The second problem associated with the PCVW is the lack of an absolute reference for displacements,
which leads to ambiguity in the definition for Complementary Virtual Work. On the other hand, PVW is
immune to this because neither forces nor differential virtual differential displacements require a
reference frame.
For these reasons, one has to exercise caution in the use of PCVW. In fact all the successful applications
of complementary principles are not really based on the PCVW but instead are indirectly derived from the
PVW [80-81]. For the purpose of this research, PVW work was applied for the uniform beam discussed in
Section 3.1, and results identical to expressions 3.9 and 3.10 were obtained. Clearly this is a situation
where the conditions for geometric compatibility are non-linear, and therefore a direct application of
PCVW resulted in incorrect expressions, as expected. A complementary formulation similar to [81],
based on PVW, was not but can be attempted.
The preceding sections have highlighted the importance of overconstraint and error motions in flexure
mechanisms. Overconstraint is a direct consequence of internal forces, whereas some components of error
motions are a consequence of geometric constraints. While energy methods capture both these effects
very well, and although the PVW is applicable in this case, there are two reasons why we decide to not
utilize it for the subsequent analyses.
1. PVW yields the final results in the form of forces expressed in terms of displacements. Because of
non-linearities involved, it is extremely tedious to invert these relations to obtain displacements in
terms of forces which is what is ultimately desired in this analysis.
2. Contrary to what is commonly understood, an unusual geometric compatibility condition is
encountered in the non-linear beam bending analysis. Normally, geometric compatibility is purely a
relationship between the various displacement variables in the system. In this case, the condition of
geometric constraint (3.13) actually has a force term explicitly embedded in it. While the PVW is still
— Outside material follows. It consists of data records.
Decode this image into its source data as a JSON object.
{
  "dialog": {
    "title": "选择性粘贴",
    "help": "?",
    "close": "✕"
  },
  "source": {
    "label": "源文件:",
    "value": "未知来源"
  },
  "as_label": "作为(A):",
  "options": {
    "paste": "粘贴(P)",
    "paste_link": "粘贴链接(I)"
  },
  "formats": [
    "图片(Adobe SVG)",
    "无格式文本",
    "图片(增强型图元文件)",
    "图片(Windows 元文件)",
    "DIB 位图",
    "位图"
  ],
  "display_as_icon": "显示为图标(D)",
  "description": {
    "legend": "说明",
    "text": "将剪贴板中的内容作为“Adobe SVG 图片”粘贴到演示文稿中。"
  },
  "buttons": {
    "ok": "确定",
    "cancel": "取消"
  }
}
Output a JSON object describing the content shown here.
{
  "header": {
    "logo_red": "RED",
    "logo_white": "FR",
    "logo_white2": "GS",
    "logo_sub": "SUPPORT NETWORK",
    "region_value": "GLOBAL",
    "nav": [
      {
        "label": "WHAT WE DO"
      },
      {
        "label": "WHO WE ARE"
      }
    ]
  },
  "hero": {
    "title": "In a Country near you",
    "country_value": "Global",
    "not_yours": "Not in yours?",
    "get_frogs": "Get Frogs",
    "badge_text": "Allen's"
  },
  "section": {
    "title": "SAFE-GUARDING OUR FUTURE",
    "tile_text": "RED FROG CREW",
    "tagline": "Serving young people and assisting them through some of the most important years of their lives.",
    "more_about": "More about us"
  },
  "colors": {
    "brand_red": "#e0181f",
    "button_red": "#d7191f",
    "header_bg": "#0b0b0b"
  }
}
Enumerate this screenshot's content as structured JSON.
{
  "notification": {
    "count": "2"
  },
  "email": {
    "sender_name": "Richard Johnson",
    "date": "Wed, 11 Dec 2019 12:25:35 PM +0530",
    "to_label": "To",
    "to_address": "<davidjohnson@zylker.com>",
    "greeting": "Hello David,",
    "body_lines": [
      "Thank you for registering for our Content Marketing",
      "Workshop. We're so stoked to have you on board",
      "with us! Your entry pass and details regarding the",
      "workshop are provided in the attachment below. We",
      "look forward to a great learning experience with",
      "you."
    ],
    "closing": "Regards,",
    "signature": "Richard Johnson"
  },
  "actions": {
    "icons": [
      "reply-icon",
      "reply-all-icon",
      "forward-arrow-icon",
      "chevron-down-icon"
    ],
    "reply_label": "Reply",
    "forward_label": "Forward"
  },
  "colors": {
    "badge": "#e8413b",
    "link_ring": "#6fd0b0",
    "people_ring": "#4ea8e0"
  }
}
applicable but its usefulness in terms of eliminating the internal forces is somewhat diminished
because one still needs to include the internal axial force p in the formulation of the beam to obtain
virtual displacements.